(Website and app data records)

+ + + + +

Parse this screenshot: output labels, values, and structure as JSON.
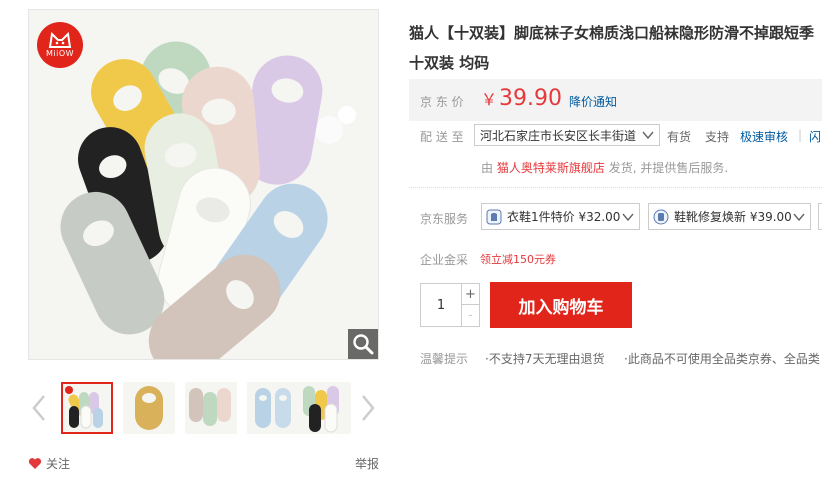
{
  "product": {
    "title": "猫人【十双装】脚底袜子女棉质浅口船袜隐形防滑不掉跟短季 十双装 均码"
  },
  "brand_logo": {
    "text": "MiiOW"
  },
  "gallery": {
    "thumb_count": 5,
    "active_index": 0
  },
  "actions": {
    "follow": "关注",
    "report": "举报"
  },
  "price": {
    "label": "京 东 价",
    "currency": "￥",
    "value": "39.90",
    "notice": "降价通知",
    "color": "#e4393c"
  },
  "delivery": {
    "label": "配 送 至",
    "address": "河北石家庄市长安区长丰街道",
    "stock": "有货",
    "support": "支持",
    "express": "极速审核",
    "separator": "|",
    "flash": "闪"
  },
  "seller": {
    "prefix": "由",
    "shop": "猫人奥特莱斯旗舰店",
    "suffix": "发货, 并提供售后服务."
  },
  "services": {
    "label": "京东服务",
    "items": [
      {
        "text": "衣鞋1件特价 ¥32.00",
        "icon": "clothing-service-icon"
      },
      {
        "text": "鞋靴修复焕新 ¥39.00",
        "icon": "shoe-repair-icon"
      }
    ]
  },
  "corporate": {
    "label": "企业金采",
    "coupon": "领立减150元券"
  },
  "quantity": {
    "value": "1",
    "plus": "+",
    "minus": "-"
  },
  "cart": {
    "label": "加入购物车",
    "color": "#e1251b"
  },
  "tips": {
    "label": "温馨提示",
    "items": [
      "·不支持7天无理由退货",
      "·此商品不可使用全品类京券、全品类"
    ]
  }
}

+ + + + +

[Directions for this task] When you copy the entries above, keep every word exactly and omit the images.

[Completed task]
Parse this screenshot: output labels, values, and structure as JSON.
{
  "product": {
    "title": "猫人【十双装】脚底袜子女棉质浅口船袜隐形防滑不掉跟短季 十双装 均码"
  },
  "brand_logo": {
    "text": "MiiOW"
  },
  "gallery": {
    "thumb_count": 5,
    "active_index": 0
  },
  "actions": {
    "follow": "关注",
    "report": "举报"
  },
  "price": {
    "label": "京 东 价",
    "currency": "￥",
    "value": "39.90",
    "notice": "降价通知",
    "color": "#e4393c"
  },
  "delivery": {
    "label": "配 送 至",
    "address": "河北石家庄市长安区长丰街道",
    "stock": "有货",
    "support": "支持",
    "express": "极速审核",
    "separator": "|",
    "flash": "闪"
  },
  "seller": {
    "prefix": "由",
    "shop": "猫人奥特莱斯旗舰店",
    "suffix": "发货, 并提供售后服务."
  },
  "services": {
    "label": "京东服务",
    "items": [
      {
        "text": "衣鞋1件特价 ¥32.00",
        "icon": "clothing-service-icon"
      },
      {
        "text": "鞋靴修复焕新 ¥39.00",
        "icon": "shoe-repair-icon"
      }
    ]
  },
  "corporate": {
    "label": "企业金采",
    "coupon": "领立减150元券"
  },
  "quantity": {
    "value": "1",
    "plus": "+",
    "minus": "-"
  },
  "cart": {
    "label": "加入购物车",
    "color": "#e1251b"
  },
  "tips": {
    "label": "温馨提示",
    "items": [
      "·不支持7天无理由退货",
      "·此商品不可使用全品类京券、全品类"
    ]
  }
}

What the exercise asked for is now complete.